Last spring, I finally asked my friend, Bob, who does handyman work, to help me build some rain barrels. I had actually acquired two food-grade 55-gallon drums from the meat shop. It’s just a couple miles down the road, but they had been living in my greenhouse waiting patiently for installation. Make sure you use food grade barrels, not barrels that may have contained toxic substances. We decided to place the DIY rain barrel system under the stairs so they would be out of the way, but still close to the greenhouse and garden.
Rain Barrel DIY | Important Things to Note
Sturdy Surface for the Barrels
The downspout was rerouted down the stairs to the barrels. To allow room for a bucket to be placed under the rain barrel faucets, six concrete footings were placed under a small reinforced wood deck. You could also potentially use concrete blocks. Remember, once a 55-gallon drum is full of water, it will weigh over 450 pounds, so whatever surface you have should be sturdy and level. To create additional capacity, we linked two drums together.
Debris Filter and Drain Pipe
To keep debris and bugs out of the tank, we cut out the center of a two-part lid and inserted mesh window screen into the opening.
PVC pipe connects the two tanks, and an overflow pipe fits to the second barrel, along with drain pipe.

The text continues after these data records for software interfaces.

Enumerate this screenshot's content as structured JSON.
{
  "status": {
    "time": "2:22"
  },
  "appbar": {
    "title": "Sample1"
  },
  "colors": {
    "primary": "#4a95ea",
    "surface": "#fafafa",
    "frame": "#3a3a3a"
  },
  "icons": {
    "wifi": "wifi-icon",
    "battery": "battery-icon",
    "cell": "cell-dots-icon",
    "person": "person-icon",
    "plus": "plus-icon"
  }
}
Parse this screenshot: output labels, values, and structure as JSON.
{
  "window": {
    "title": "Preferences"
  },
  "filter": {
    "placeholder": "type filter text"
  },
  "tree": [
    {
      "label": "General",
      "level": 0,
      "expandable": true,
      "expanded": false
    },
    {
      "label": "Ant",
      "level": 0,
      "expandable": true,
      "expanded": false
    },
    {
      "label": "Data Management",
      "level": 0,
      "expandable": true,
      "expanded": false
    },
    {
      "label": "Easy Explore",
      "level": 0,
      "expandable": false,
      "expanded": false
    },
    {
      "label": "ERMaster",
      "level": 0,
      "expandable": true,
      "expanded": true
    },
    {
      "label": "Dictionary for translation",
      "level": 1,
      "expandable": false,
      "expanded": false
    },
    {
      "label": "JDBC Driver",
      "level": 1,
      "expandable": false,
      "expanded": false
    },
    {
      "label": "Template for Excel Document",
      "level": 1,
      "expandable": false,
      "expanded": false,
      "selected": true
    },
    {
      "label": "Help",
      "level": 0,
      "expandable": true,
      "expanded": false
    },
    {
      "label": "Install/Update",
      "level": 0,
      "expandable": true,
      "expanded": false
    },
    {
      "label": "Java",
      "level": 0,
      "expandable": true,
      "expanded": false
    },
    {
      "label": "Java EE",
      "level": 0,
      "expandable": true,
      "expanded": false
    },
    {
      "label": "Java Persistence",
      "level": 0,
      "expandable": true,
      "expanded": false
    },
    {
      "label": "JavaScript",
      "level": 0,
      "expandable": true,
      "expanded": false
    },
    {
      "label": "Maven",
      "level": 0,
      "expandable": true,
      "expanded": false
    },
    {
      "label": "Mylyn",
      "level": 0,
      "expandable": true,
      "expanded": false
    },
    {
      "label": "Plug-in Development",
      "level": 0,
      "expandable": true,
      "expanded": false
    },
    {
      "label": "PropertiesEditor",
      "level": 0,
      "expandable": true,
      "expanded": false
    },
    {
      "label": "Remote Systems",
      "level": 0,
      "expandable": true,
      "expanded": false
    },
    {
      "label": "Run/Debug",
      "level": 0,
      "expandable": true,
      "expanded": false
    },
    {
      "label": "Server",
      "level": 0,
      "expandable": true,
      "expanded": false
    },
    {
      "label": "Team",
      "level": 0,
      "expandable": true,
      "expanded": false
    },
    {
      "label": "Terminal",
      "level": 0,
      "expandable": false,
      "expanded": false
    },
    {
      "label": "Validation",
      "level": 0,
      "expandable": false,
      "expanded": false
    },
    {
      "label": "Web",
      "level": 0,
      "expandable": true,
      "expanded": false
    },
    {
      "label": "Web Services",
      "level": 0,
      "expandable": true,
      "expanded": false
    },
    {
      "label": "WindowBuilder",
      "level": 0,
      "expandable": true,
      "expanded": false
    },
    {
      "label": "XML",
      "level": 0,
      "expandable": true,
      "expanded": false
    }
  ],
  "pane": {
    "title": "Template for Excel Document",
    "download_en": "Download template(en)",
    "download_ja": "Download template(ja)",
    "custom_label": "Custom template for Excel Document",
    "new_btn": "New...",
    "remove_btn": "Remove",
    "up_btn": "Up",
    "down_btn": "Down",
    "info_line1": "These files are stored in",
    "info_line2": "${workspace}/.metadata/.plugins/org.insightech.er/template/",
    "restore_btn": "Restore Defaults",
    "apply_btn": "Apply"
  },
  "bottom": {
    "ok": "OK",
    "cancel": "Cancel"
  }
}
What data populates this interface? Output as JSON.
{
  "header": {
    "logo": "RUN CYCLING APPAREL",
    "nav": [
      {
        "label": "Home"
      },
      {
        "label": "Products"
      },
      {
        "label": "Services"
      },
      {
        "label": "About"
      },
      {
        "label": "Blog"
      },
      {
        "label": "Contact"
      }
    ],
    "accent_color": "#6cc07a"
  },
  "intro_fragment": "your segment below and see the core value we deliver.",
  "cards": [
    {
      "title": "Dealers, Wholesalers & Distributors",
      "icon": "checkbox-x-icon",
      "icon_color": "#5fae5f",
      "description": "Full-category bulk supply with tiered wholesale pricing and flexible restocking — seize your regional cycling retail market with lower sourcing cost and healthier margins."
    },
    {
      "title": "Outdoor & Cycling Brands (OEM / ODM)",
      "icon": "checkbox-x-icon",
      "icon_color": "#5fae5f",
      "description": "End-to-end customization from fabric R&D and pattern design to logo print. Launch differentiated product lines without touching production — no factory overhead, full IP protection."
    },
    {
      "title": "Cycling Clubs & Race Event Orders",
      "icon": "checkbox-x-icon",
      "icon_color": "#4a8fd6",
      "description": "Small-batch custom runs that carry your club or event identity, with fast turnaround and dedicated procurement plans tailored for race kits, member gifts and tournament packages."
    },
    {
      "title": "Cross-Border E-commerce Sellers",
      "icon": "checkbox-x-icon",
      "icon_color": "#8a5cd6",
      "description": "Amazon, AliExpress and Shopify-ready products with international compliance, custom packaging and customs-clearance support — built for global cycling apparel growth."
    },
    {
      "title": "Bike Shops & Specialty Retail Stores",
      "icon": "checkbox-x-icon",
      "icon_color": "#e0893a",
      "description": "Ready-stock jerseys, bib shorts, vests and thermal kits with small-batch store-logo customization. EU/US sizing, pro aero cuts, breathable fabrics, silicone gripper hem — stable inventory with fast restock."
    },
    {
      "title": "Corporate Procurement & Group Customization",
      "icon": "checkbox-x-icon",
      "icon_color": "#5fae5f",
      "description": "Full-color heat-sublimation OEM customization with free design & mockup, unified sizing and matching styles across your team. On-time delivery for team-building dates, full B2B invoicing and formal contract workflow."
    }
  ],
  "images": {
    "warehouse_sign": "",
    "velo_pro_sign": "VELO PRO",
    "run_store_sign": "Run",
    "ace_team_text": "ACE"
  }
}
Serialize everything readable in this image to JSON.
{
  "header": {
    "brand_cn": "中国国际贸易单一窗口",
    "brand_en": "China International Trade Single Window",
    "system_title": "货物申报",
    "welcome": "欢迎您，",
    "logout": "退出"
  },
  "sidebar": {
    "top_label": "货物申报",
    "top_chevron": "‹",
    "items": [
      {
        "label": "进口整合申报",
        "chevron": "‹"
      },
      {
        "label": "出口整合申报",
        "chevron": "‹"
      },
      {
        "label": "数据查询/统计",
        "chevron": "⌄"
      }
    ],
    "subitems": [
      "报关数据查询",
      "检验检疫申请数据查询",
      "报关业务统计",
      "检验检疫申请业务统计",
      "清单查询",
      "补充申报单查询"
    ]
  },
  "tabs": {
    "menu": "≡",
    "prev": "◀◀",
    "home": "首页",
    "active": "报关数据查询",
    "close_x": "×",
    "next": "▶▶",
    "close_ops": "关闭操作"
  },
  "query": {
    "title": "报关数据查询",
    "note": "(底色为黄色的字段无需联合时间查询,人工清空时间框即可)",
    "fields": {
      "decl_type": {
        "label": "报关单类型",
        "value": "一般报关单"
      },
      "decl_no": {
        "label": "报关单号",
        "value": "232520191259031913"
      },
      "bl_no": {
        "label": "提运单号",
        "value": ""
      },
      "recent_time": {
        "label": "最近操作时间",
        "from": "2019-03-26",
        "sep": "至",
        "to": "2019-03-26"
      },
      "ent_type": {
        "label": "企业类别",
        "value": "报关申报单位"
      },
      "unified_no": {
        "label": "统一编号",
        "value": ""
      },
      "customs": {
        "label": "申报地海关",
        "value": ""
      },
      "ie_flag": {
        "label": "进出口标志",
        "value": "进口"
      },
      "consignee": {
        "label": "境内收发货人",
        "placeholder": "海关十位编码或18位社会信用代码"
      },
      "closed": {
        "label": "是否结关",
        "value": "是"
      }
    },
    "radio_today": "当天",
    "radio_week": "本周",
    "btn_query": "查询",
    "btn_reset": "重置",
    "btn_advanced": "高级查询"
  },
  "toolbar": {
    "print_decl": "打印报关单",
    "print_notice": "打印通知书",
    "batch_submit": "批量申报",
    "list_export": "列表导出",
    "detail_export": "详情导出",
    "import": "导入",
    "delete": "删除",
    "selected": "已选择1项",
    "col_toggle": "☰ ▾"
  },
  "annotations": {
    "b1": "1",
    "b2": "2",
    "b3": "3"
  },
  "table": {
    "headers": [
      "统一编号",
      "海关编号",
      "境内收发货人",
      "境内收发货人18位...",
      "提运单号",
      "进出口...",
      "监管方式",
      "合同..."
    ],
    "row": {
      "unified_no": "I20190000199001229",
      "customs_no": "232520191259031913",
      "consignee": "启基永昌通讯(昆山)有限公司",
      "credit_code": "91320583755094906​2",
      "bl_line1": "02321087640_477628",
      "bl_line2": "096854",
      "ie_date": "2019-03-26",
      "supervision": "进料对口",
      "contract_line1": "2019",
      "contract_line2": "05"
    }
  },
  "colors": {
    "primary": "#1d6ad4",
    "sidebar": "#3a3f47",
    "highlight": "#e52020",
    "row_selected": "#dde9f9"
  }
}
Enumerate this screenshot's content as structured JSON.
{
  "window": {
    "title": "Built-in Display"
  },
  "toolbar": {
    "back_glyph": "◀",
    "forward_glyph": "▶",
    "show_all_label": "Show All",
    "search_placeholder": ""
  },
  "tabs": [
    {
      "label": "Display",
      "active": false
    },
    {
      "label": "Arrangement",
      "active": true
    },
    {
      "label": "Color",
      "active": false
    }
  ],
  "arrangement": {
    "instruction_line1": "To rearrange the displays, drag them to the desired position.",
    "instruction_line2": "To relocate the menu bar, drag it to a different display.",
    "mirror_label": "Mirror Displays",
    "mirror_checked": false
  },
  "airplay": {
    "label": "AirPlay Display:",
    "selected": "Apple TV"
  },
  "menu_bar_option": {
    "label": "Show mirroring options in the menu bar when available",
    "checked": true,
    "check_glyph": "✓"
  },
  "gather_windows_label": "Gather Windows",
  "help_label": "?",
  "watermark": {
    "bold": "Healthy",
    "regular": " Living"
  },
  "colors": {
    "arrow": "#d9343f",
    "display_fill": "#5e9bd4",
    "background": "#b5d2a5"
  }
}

*Note – We found out after use that the overflow really should have been on the side of the second barrel, opposite the inlet. This way was easier to rig up but didn’t work very well.
Since we have high winds out here, we need to add strapping to hold the barrels down when they’re not filled. For winter, we drained the barrels and brought them into the greenhouse.
Cleaning the Barrels
This spring, before putting them back into action, I gave the barrels a good cleaning. You really want to scrub them out at the beginning of the season to make sure you’re not starting off with contaminated water. Chunks and scum will clog up your faucets, and make your water foul.
You may need a long-handled scrub brush
, or have to crawl into your barrel. I improvised by duct taping a piece of firewood to a brush with a shorter handle.
If you’ve got open water, mosquito dunks may be helpful, but a screen works just as well (if not better). The active ingredient in mosquito dunks is “Bacillus thuringiensis subspecies israelensis” (Bt), which attacks the larval stage of mosquitoes. This is a naturally occurring soil bacteria. However, there are concerns that Bt will be losing its effectiveness due to its genetic engineering into corn.
Some Benefits of Rainwater
Rain barrels are a great way to control runoff and conserve water. It lacks chlorine and fluoride that you can find in many municipal water supplies. Natural rainwater is softer and easier on your garden plants. My grandmother always washed her hair every Saturday night with water from her rain barrel. If you happen to have a good water filter, such as a Berkey, you can use rain barrel water for drinking water in case of emergencies.
If you want to learn more about how to design your system, plans for roof washing systems (to divert the first flow away from your storage to clean your roof before filling your storage), and just about any other questions you may have on rainwater collection, I recommend the book “Rainwater Collection for the Mechanically Challenged“.
Note: Rainwater collection is prohibited in some areas and encouraged in others. Please check this list of State Rainwater Harvesting and Graywater Laws and Programs to find out if it is allowed in your area.
Check out this video by envirosponsible on how to make your own rain barrel:
Rainwater can be useful in survival situations, too. When you start to run out of provisions inside the house, the water stored in your barrels is a valuable suppl– especially if your rain barrel system is well-maintained. It’s also a great way to save some money on your water bill by using rainwater for your garden.
Do you consider rain barrels a necessity in your home? Share your thoughts in the comments section below!
Up Next: Container Gardening for Your Patio or Balcony
Editor’s Note: This post was originally published in May 2013 and has been updated for quality and relevancy.